Of course, I am not sure of the context or what the person was feeling, but it felt as if the person who said was… kind of sad.  He could have been making a lighthearted observation or perhaps he was bitter, but it struck me as if he was hurt because he didn’t know something about his friend that was obviously very important to them.

Considering how active my life is en femme, I have come out to what I consider a remarkably few people in my life.  I have come out to roommates, girlfriends, friends, and a small number of family members.  With the exception of my brother, everyone I have come out to is a girl.

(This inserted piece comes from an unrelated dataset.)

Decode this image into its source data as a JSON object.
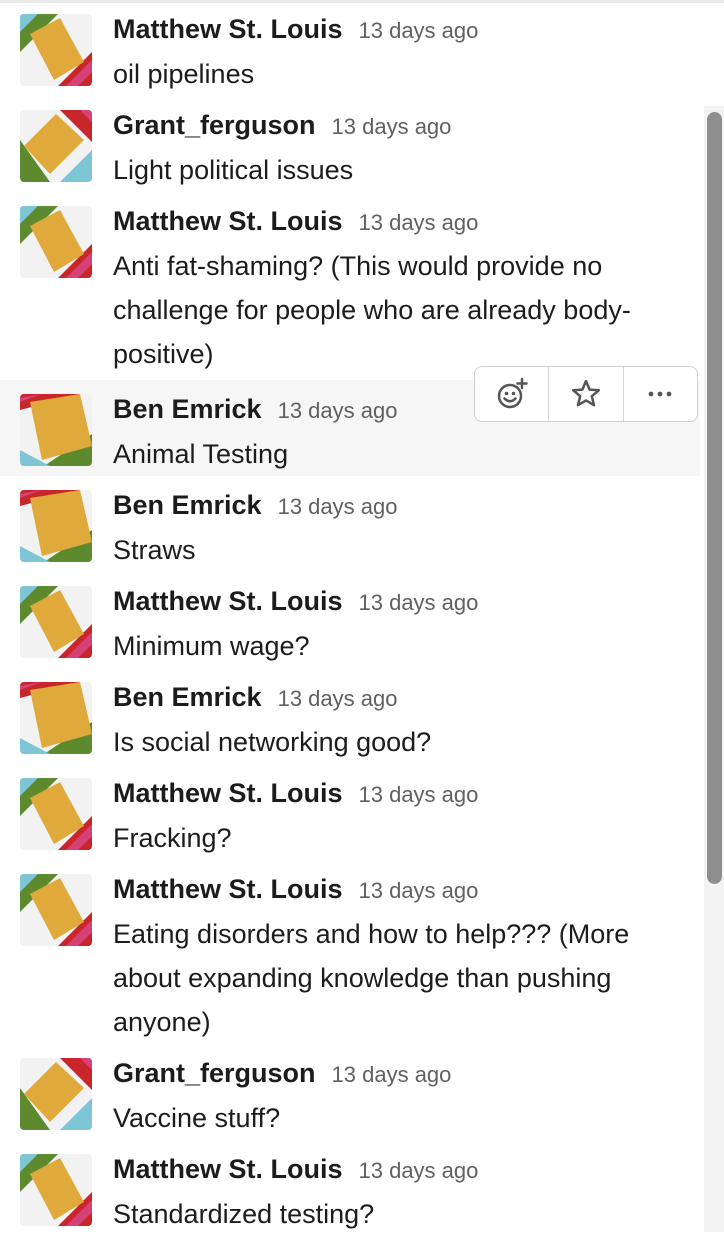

I don’t like gender stereotypes and I avoid generalizing people based on the gender they identify with or the gender that they present as, but I find women are easier to talk to.  When I came out to my girlfriend who later became my wife, she summed up who I am perfectly.  “You just like to feel beautiful”.  She could relate to wanting to be pretty.  Although this whole… thing is complicated and hard to explain and hard to understand, she could relate to how I wanted to look and how I wanted to feel.  She understood my frustration when my makeup wasn’t cooperating as well as the power and confidence that comes from a cute outfit.

From time to time I consider coming out to my two best male friends, but each time I decide against it.  I am never sure (but no one is ever sure how anyone will) react to this revelation.  It’s easy to talk to my sister about a new eyeliner, but I doubt my guy friends could understand why a little black dress and stilettos are THE best things in life.

Again, I don’t mean to generalize but… well, I guess I am doing it.

After seeing that quote, I started to think that although my gender identity and wardrobe is not something that they could relate to, who I am, who I REALLY am, might be something that they would want to know.  Not because they would understand or accept, but because they are my friends, and I am theirs.

Although they wear work boots and cleats and I wear pink high heels, if I put myself in their shoes, would I want to know something that is this personal, and important to them?  And I would.  I love my friends and it would hurt if there was something about them that was this significant that they felt they couldn’t share with me.

Coming out is never easy, and everyone reacts differently to this truth.  Often the reaction is influenced by the relationship.  Coming out to your sister is different than coming out to your roommate, for example.

What I am curious about is if you have come out to a guy, whether a brother or a close friend, how did it go?  Do you think coming out was different because they were a dude?

Please comment below, thank you!

Love, Hannah